▶ [Aim of the task]:
The answer must be an exact copy of the listing below.

▶ [Source data]:
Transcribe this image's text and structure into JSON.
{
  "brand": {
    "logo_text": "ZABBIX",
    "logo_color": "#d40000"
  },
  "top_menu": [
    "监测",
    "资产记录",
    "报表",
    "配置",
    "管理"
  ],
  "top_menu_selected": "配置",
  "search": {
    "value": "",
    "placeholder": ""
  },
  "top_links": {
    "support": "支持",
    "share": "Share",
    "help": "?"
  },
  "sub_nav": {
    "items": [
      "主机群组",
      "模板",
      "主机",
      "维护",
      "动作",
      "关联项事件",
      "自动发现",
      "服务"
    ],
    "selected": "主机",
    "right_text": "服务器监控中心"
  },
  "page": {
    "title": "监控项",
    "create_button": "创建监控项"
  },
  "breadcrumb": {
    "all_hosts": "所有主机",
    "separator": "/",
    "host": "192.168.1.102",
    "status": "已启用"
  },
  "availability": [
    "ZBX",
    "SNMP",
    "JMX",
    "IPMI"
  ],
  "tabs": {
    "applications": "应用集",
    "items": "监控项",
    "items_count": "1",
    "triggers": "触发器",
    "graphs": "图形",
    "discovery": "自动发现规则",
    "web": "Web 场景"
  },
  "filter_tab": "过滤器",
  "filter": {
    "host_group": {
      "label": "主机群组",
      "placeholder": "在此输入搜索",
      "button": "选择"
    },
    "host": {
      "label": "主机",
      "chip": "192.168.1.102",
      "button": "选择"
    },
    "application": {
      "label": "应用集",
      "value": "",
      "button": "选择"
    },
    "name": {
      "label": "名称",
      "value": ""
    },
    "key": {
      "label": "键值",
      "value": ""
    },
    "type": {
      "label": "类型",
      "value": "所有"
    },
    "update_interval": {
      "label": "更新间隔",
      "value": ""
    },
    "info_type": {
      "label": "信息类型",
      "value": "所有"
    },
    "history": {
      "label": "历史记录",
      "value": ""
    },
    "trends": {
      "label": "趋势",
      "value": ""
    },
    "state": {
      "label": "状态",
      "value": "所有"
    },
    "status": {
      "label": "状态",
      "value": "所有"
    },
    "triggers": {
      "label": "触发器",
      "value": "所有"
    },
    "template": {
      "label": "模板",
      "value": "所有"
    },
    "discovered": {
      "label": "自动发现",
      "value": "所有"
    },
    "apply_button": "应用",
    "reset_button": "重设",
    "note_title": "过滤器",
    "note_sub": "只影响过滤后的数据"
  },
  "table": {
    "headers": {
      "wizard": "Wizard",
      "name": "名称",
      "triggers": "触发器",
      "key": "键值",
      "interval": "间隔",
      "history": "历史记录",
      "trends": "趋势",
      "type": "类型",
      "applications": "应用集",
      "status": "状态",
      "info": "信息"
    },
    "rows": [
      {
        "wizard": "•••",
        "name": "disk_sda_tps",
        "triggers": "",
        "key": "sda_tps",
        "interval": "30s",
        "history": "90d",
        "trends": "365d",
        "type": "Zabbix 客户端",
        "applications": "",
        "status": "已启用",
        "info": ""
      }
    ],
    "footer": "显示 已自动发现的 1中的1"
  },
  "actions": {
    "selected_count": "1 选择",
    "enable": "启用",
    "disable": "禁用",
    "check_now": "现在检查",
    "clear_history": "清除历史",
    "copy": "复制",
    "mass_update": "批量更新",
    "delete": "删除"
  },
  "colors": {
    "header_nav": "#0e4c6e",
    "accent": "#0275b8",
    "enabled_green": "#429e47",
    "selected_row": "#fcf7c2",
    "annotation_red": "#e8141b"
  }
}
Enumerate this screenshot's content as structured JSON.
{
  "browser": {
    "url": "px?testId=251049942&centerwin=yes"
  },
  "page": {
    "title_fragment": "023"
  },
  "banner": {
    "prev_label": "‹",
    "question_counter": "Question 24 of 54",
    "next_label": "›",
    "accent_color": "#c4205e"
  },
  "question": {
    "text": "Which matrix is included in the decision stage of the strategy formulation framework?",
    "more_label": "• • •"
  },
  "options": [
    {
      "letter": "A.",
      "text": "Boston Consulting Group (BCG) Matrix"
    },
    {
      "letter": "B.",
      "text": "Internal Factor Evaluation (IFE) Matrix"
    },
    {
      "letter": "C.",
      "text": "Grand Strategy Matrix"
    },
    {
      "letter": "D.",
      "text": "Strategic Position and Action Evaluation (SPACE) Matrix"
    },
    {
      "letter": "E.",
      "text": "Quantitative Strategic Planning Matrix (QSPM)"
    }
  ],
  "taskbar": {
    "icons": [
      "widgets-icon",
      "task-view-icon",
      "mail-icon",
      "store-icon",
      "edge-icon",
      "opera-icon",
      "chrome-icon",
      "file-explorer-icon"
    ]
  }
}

▶ [Answer below]:
Transcribe this image's text and structure into JSON.
{
  "brand": {
    "logo_text": "ZABBIX",
    "logo_color": "#d40000"
  },
  "top_menu": [
    "监测",
    "资产记录",
    "报表",
    "配置",
    "管理"
  ],
  "top_menu_selected": "配置",
  "search": {
    "value": "",
    "placeholder": ""
  },
  "top_links": {
    "support": "支持",
    "share": "Share",
    "help": "?"
  },
  "sub_nav": {
    "items": [
      "主机群组",
      "模板",
      "主机",
      "维护",
      "动作",
      "关联项事件",
      "自动发现",
      "服务"
    ],
    "selected": "主机",
    "right_text": "服务器监控中心"
  },
  "page": {
    "title": "监控项",
    "create_button": "创建监控项"
  },
  "breadcrumb": {
    "all_hosts": "所有主机",
    "separator": "/",
    "host": "192.168.1.102",
    "status": "已启用"
  },
  "availability": [
    "ZBX",
    "SNMP",
    "JMX",
    "IPMI"
  ],
  "tabs": {
    "applications": "应用集",
    "items": "监控项",
    "items_count": "1",
    "triggers": "触发器",
    "graphs": "图形",
    "discovery": "自动发现规则",
    "web": "Web 场景"
  },
  "filter_tab": "过滤器",
  "filter": {
    "host_group": {
      "label": "主机群组",
      "placeholder": "在此输入搜索",
      "button": "选择"
    },
    "host": {
      "label": "主机",
      "chip": "192.168.1.102",
      "button": "选择"
    },
    "application": {
      "label": "应用集",
      "value": "",
      "button": "选择"
    },
    "name": {
      "label": "名称",
      "value": ""
    },
    "key": {
      "label": "键值",
      "value": ""
    },
    "type": {
      "label": "类型",
      "value": "所有"
    },
    "update_interval": {
      "label": "更新间隔",
      "value": ""
    },
    "info_type": {
      "label": "信息类型",
      "value": "所有"
    },
    "history": {
      "label": "历史记录",
      "value": ""
    },
    "trends": {
      "label": "趋势",
      "value": ""
    },
    "state": {
      "label": "状态",
      "value": "所有"
    },
    "status": {
      "label": "状态",
      "value": "所有"
    },
    "triggers": {
      "label": "触发器",
      "value": "所有"
    },
    "template": {
      "label": "模板",
      "value": "所有"
    },
    "discovered": {
      "label": "自动发现",
      "value": "所有"
    },
    "apply_button": "应用",
    "reset_button": "重设",
    "note_title": "过滤器",
    "note_sub": "只影响过滤后的数据"
  },
  "table": {
    "headers": {
      "wizard": "Wizard",
      "name": "名称",
      "triggers": "触发器",
      "key": "键值",
      "interval": "间隔",
      "history": "历史记录",
      "trends": "趋势",
      "type": "类型",
      "applications": "应用集",
      "status": "状态",
      "info": "信息"
    },
    "rows": [
      {
        "wizard": "•••",
        "name": "disk_sda_tps",
        "triggers": "",
        "key": "sda_tps",
        "interval": "30s",
        "history": "90d",
        "trends": "365d",
        "type": "Zabbix 客户端",
        "applications": "",
        "status": "已启用",
        "info": ""
      }
    ],
    "footer": "显示 已自动发现的 1中的1"
  },
  "actions": {
    "selected_count": "1 选择",
    "enable": "启用",
    "disable": "禁用",
    "check_now": "现在检查",
    "clear_history": "清除历史",
    "copy": "复制",
    "mass_update": "批量更新",
    "delete": "删除"
  },
  "colors": {
    "header_nav": "#0e4c6e",
    "accent": "#0275b8",
    "enabled_green": "#429e47",
    "selected_row": "#fcf7c2",
    "annotation_red": "#e8141b"
  }
}
Enumerate this screenshot's content as structured JSON.
{
  "browser": {
    "url": "px?testId=251049942&centerwin=yes"
  },
  "page": {
    "title_fragment": "023"
  },
  "banner": {
    "prev_label": "‹",
    "question_counter": "Question 24 of 54",
    "next_label": "›",
    "accent_color": "#c4205e"
  },
  "question": {
    "text": "Which matrix is included in the decision stage of the strategy formulation framework?",
    "more_label": "• • •"
  },
  "options": [
    {
      "letter": "A.",
      "text": "Boston Consulting Group (BCG) Matrix"
    },
    {
      "letter": "B.",
      "text": "Internal Factor Evaluation (IFE) Matrix"
    },
    {
      "letter": "C.",
      "text": "Grand Strategy Matrix"
    },
    {
      "letter": "D.",
      "text": "Strategic Position and Action Evaluation (SPACE) Matrix"
    },
    {
      "letter": "E.",
      "text": "Quantitative Strategic Planning Matrix (QSPM)"
    }
  ],
  "taskbar": {
    "icons": [
      "widgets-icon",
      "task-view-icon",
      "mail-icon",
      "store-icon",
      "edge-icon",
      "opera-icon",
      "chrome-icon",
      "file-explorer-icon"
    ]
  }
}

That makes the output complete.